-- Problem to solve --
Go through the lines below and count those that contain "value"; the number is all that should be returned.

-- Source records --
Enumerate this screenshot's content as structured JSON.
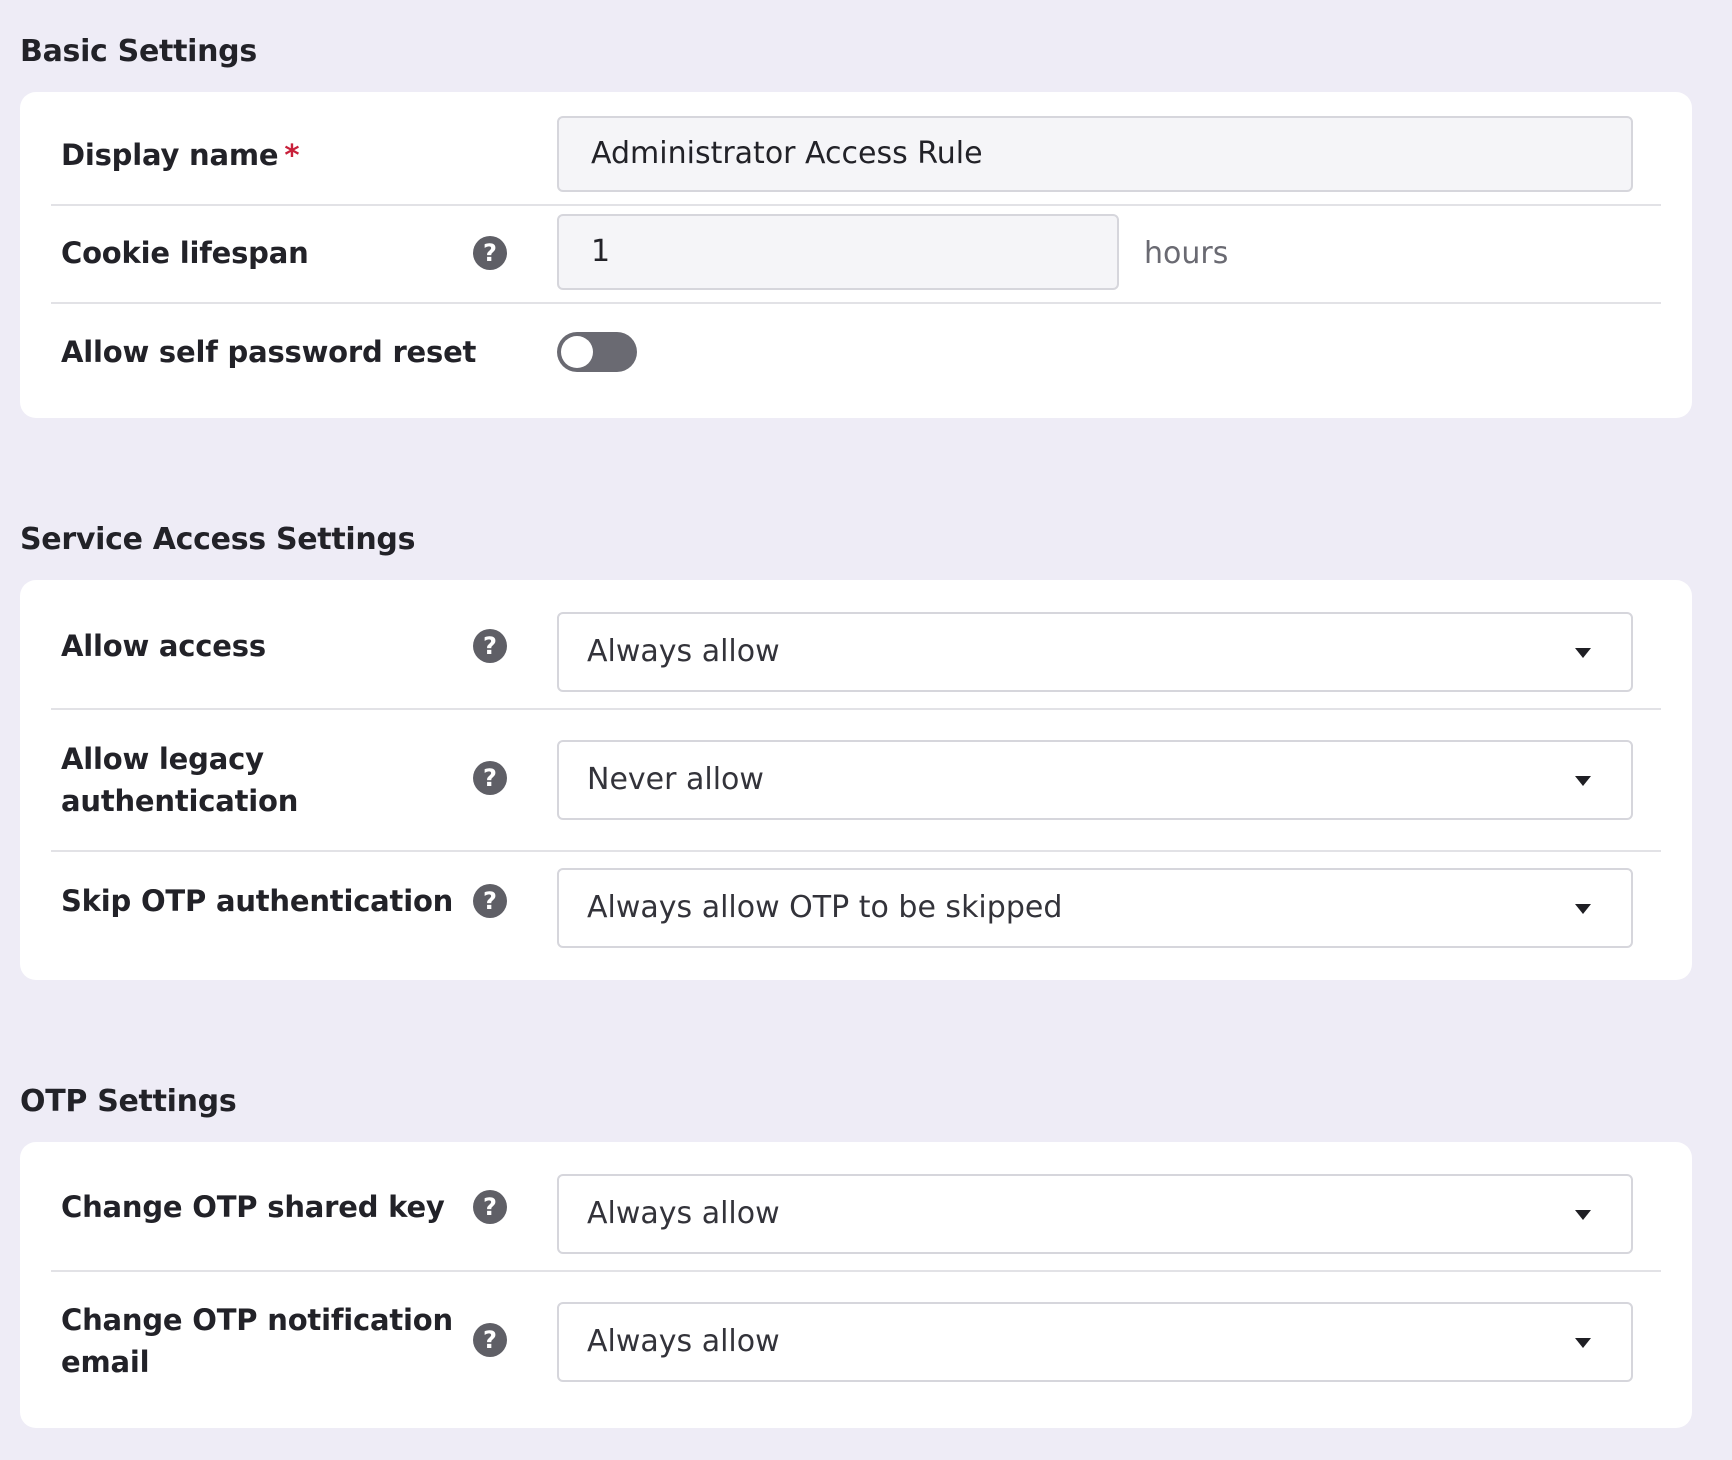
{
  "basic_settings": {
    "title": "Basic Settings",
    "display_name": {
      "label": "Display name",
      "required_mark": "*",
      "value": "Administrator Access Rule"
    },
    "cookie_lifespan": {
      "label": "Cookie lifespan",
      "value": "1",
      "unit": "hours"
    },
    "self_password_reset": {
      "label": "Allow self password reset",
      "enabled": false
    }
  },
  "service_access_settings": {
    "title": "Service Access Settings",
    "allow_access": {
      "label": "Allow access",
      "value": "Always allow"
    },
    "legacy_auth": {
      "label_line1": "Allow legacy",
      "label_line2": "authentication",
      "value": "Never allow"
    },
    "skip_otp": {
      "label": "Skip OTP authentication",
      "value": "Always allow OTP to be skipped"
    }
  },
  "otp_settings": {
    "title": "OTP Settings",
    "change_shared_key": {
      "label": "Change OTP shared key",
      "value": "Always allow"
    },
    "change_notification_email": {
      "label_line1": "Change OTP notification",
      "label_line2": "email",
      "value": "Always allow"
    }
  },
  "icons": {
    "help": "?"
  }
}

-- Exercise output --
7